Patterson pulled the vehicle to the side of the road. As she and Duren jumped out, Klotthor turned on the hazard lights. Running down the hill toward the smoking truck, the girls yelled at the construction workers, asking if someone was inside. “Yes, are you nurses?” they responded. “Yes,” said the girls—“we’re students.”
They called out at Klotthor to grab her stethoscope from the car. “We just jumped into ‘nurse mode,’ and I remember hoping he was alive,” said Patterson.
The front half of the truck was submerged in two feet of water with the wheels spinning and splashing up mud. An electrician pulled over just prior to the students and used a sledge hammer to break out the back window to gain access to the victim, who appeared unconscious as his foot lay on the gas pedal.
Standing on the running board of the truck and placing her hand in the broken glass window, Patterson pulled herself inside to find the victim seat-belted in with his head hanging and blood coming from his mouth. Duren stood on the running board opposite of Patterson and was also able to reach the victim.
“I unzipped his coat and reached my stethoscope down his shirt,” said Patterson. “He was diaphoretic and had labored, slow breaths.” Their quick assessment led Duren to one conclusion—“I think he had a seizure,” she said to Patterson. They detected a heartbeat and were able to find a bounding pulse. At this time, the students stayed with the victim, counting and listening to his palpitations and keeping his neck in position until the Omaha Fire Department (OFD) arrived. Anzalone, Hillmer and Sheehy, who also pulled over to assist, were on standby at the top of the hill.
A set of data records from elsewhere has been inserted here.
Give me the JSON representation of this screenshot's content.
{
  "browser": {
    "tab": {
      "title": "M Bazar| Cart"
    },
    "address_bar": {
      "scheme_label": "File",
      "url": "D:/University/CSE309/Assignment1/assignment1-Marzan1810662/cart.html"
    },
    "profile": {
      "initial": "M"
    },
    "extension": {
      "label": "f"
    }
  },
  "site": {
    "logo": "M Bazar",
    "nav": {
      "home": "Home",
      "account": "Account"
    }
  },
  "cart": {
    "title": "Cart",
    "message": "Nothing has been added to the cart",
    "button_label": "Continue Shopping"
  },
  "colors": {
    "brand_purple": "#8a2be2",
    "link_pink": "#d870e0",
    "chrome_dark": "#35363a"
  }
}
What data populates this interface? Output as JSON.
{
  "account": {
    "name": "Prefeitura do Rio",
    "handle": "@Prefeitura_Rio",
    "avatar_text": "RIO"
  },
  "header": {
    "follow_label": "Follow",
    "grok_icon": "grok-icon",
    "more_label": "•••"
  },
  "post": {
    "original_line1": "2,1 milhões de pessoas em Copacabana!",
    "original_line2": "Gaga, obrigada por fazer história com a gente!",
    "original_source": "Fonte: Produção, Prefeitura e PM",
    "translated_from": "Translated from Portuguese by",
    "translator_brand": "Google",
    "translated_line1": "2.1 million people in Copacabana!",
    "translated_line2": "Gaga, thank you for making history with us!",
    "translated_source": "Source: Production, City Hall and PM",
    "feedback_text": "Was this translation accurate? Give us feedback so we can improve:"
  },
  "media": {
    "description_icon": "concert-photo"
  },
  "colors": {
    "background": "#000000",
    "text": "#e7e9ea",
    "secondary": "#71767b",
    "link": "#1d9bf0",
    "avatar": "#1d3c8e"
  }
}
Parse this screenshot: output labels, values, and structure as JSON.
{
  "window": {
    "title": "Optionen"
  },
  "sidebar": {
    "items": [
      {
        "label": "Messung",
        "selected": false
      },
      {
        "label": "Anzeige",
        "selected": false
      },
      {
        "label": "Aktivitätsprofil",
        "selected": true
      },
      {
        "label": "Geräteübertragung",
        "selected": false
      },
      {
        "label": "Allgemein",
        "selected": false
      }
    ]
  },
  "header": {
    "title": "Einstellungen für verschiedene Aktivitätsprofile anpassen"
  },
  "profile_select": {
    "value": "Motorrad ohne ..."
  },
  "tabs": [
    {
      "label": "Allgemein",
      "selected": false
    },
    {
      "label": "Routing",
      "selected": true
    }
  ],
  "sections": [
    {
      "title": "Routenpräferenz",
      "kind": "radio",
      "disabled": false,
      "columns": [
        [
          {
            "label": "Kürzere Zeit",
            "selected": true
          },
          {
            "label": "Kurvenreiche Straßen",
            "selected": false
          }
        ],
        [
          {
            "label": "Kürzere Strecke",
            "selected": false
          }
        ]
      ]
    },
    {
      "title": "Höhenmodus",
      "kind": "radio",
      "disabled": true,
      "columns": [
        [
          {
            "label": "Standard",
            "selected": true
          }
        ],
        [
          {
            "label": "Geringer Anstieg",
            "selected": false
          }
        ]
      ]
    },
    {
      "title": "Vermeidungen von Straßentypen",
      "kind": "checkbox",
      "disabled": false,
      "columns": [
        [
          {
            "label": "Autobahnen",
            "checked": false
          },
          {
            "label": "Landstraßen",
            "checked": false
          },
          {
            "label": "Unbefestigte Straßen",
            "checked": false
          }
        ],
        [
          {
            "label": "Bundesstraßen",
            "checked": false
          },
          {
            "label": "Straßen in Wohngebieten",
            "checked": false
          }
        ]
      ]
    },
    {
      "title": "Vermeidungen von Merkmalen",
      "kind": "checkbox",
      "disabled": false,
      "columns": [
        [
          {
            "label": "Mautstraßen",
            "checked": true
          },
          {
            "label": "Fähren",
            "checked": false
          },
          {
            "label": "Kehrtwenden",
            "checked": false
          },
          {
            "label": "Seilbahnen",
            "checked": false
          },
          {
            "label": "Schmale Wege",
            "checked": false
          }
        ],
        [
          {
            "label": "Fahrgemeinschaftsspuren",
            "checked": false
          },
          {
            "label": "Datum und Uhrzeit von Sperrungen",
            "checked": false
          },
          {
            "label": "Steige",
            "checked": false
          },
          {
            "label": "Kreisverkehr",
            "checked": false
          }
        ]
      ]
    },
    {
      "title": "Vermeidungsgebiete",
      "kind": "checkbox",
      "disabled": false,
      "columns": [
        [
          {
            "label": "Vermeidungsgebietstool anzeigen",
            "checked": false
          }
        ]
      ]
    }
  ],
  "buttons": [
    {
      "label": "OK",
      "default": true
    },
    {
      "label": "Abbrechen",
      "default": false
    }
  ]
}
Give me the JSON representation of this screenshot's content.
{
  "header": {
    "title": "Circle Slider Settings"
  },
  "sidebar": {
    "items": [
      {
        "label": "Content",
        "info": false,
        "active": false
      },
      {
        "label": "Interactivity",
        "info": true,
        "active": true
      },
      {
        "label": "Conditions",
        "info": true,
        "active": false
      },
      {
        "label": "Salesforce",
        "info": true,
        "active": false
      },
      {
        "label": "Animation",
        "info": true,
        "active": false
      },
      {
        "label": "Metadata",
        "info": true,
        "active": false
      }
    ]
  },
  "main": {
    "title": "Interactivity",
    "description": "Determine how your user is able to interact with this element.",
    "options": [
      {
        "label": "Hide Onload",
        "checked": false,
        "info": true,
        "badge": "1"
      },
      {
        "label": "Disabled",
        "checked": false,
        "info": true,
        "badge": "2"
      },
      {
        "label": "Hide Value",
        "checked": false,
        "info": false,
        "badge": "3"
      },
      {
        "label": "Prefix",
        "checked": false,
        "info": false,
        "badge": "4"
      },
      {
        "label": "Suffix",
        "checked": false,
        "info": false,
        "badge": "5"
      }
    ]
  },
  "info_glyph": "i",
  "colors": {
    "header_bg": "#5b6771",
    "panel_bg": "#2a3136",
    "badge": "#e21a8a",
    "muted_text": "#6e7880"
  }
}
As the students provided their testimonials for the police report, the firefighters wheeled out the victim on a stretcher. He was in a C-collar and responsive to small commands, signaling to Duren, Patterson and their classmates that the man’s life was likely not at risk.
The heroic actions of the students quickly spread to the Undergraduate Nursing faculty. Once the paramedics took full control of the situation, the students sent photos of themselves in their muddy scrubs and shoes to their Behavior Health instructor, Kymi Black, who was very impressed with her students and how they took charge of the situation.
“They were at the right place, at the right time, to do the right thing,” Black said. “Once I saw the pictures and got the whole story, I knew faculty would want to know about this, as well. First- and second-year faculty should be proud of the skills they taught these students.”
The students share a similar stance. “I feel we did all we could do for the victim at the time and state he was in,” said Duren. Patterson added how proud she was to see herself and her classmates apply their compassion and nursing skills in a real-life matter. “This is what I love to do,” she said. “I wouldn’t have been as confident with aiding in this accident had I not learned and experienced what I have in school.”
According to a recent report from the students, the victim was not seriously injured and returned to a normal routine within 48 hours. Though he may never know exactly how the accident unfolded, he can be forever grateful for the care he received from the brave, compassionate and demonstrably prepared students who came to his aid that day.